■ **Description of the task**: Where a line of the data below has the string "name", copy that line.

■ **Exercise data**:
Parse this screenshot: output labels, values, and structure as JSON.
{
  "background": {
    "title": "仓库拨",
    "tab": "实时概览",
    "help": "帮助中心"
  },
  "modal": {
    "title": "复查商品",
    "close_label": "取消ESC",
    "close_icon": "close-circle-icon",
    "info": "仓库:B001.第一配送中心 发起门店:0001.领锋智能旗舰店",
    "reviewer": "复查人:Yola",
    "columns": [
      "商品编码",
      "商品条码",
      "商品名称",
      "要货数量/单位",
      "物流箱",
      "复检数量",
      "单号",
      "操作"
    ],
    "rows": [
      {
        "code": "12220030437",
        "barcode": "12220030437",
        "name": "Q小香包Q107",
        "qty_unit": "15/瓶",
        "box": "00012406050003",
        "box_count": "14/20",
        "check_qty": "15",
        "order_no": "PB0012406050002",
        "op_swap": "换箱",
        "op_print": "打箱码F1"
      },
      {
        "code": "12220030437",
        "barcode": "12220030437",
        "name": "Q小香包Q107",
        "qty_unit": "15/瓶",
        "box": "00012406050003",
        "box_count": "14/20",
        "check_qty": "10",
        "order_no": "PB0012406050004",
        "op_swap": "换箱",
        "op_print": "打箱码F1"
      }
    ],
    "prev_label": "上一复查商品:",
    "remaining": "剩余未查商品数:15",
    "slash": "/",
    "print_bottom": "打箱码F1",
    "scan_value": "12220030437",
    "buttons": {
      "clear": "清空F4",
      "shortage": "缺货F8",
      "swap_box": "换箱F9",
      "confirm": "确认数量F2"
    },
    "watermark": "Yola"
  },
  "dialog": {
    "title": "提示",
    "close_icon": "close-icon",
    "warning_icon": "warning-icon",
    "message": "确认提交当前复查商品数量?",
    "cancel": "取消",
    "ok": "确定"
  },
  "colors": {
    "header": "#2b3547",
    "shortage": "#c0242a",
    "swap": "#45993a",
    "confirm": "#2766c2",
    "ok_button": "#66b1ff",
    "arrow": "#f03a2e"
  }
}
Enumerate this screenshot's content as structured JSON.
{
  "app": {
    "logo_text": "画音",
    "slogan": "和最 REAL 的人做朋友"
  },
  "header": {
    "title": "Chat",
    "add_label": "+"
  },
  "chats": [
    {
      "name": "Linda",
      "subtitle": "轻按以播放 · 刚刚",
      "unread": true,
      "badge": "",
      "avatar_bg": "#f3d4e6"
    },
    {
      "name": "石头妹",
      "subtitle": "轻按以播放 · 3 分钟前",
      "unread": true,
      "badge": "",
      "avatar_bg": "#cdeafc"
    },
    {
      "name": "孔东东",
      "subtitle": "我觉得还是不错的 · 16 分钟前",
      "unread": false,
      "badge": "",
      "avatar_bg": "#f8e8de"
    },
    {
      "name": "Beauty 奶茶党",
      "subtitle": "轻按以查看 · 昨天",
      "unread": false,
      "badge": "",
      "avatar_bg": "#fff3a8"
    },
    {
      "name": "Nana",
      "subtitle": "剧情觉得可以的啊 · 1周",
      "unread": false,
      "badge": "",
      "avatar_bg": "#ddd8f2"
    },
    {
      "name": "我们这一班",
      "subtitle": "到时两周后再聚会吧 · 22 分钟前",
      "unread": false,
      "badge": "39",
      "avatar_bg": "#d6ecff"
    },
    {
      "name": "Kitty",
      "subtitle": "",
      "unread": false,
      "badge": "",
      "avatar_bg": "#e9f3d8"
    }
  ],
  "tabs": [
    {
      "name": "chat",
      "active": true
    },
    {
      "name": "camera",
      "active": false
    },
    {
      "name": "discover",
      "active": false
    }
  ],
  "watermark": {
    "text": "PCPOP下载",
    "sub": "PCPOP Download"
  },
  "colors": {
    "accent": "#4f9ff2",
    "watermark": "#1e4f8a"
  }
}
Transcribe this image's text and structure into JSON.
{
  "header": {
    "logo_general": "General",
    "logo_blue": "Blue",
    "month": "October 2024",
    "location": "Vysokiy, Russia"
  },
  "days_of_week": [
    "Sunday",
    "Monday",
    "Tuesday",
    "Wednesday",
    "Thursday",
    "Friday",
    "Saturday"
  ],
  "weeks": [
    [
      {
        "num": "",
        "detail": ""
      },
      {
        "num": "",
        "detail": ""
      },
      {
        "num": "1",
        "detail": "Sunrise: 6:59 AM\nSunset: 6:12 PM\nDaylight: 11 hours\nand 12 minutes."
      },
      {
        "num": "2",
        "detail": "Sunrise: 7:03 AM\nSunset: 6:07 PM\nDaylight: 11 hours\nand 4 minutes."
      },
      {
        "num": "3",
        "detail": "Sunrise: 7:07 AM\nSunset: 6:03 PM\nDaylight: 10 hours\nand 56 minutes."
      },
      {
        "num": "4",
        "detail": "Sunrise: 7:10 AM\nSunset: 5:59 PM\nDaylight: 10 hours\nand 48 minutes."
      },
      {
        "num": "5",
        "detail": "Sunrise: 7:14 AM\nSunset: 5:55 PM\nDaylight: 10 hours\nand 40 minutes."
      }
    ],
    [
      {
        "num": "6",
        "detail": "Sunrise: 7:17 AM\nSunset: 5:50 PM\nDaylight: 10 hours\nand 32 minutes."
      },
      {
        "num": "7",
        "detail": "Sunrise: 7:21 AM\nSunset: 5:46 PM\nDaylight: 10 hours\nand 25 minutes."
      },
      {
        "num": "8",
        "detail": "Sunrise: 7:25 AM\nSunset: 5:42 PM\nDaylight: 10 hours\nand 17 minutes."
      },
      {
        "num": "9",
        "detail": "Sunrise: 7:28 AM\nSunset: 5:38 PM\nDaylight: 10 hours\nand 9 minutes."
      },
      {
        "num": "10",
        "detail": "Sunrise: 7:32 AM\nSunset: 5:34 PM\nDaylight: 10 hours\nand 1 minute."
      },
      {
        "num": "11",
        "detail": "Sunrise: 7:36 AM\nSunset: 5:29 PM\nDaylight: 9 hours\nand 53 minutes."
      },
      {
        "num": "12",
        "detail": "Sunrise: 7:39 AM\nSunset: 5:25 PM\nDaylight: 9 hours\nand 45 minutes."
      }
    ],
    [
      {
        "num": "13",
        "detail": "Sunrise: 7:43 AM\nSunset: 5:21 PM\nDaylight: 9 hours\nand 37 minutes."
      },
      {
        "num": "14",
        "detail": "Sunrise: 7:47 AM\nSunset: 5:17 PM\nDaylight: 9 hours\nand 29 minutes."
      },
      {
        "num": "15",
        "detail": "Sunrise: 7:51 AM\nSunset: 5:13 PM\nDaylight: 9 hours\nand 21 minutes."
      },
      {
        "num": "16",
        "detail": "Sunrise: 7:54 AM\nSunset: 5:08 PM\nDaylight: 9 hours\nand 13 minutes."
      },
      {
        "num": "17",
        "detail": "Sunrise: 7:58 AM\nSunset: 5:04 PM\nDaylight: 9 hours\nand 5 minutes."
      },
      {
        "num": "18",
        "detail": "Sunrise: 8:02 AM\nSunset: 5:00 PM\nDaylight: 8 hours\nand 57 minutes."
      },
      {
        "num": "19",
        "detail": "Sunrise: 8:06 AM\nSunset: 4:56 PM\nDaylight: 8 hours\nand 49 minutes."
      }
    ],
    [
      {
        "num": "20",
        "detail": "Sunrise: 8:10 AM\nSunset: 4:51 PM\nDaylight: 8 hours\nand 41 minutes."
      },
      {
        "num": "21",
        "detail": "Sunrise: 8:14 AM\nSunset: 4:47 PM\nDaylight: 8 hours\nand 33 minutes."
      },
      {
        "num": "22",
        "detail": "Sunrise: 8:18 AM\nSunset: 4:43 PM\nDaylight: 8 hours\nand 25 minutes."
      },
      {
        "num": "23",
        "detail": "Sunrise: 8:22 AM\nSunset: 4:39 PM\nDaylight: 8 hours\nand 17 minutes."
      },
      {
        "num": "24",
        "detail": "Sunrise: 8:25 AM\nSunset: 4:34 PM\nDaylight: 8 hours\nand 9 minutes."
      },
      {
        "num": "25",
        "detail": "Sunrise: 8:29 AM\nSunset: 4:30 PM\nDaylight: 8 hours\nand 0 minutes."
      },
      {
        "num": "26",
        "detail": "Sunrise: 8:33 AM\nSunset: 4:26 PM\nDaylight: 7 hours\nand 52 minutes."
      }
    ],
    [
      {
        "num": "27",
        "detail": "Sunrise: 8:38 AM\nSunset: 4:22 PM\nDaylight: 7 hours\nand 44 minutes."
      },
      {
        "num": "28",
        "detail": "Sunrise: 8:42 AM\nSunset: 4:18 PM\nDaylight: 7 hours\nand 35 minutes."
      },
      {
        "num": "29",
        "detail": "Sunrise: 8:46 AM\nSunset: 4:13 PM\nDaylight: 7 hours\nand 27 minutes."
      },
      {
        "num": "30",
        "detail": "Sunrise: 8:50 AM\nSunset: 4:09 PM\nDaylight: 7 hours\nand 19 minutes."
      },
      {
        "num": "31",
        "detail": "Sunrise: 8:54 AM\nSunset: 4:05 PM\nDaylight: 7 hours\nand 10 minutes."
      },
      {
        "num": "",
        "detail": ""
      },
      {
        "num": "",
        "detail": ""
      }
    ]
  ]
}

■ **Task solution**:
        "name": "Q小香包Q107",
        "name": "Q小香包Q107",
      "name": "Linda",
      "name": "石头妹",
      "name": "孔东东",
      "name": "Beauty 奶茶党",
      "name": "Nana",
      "name": "我们这一班",
      "name": "Kitty",
      "name": "chat",
      "name": "camera",
      "name": "discover",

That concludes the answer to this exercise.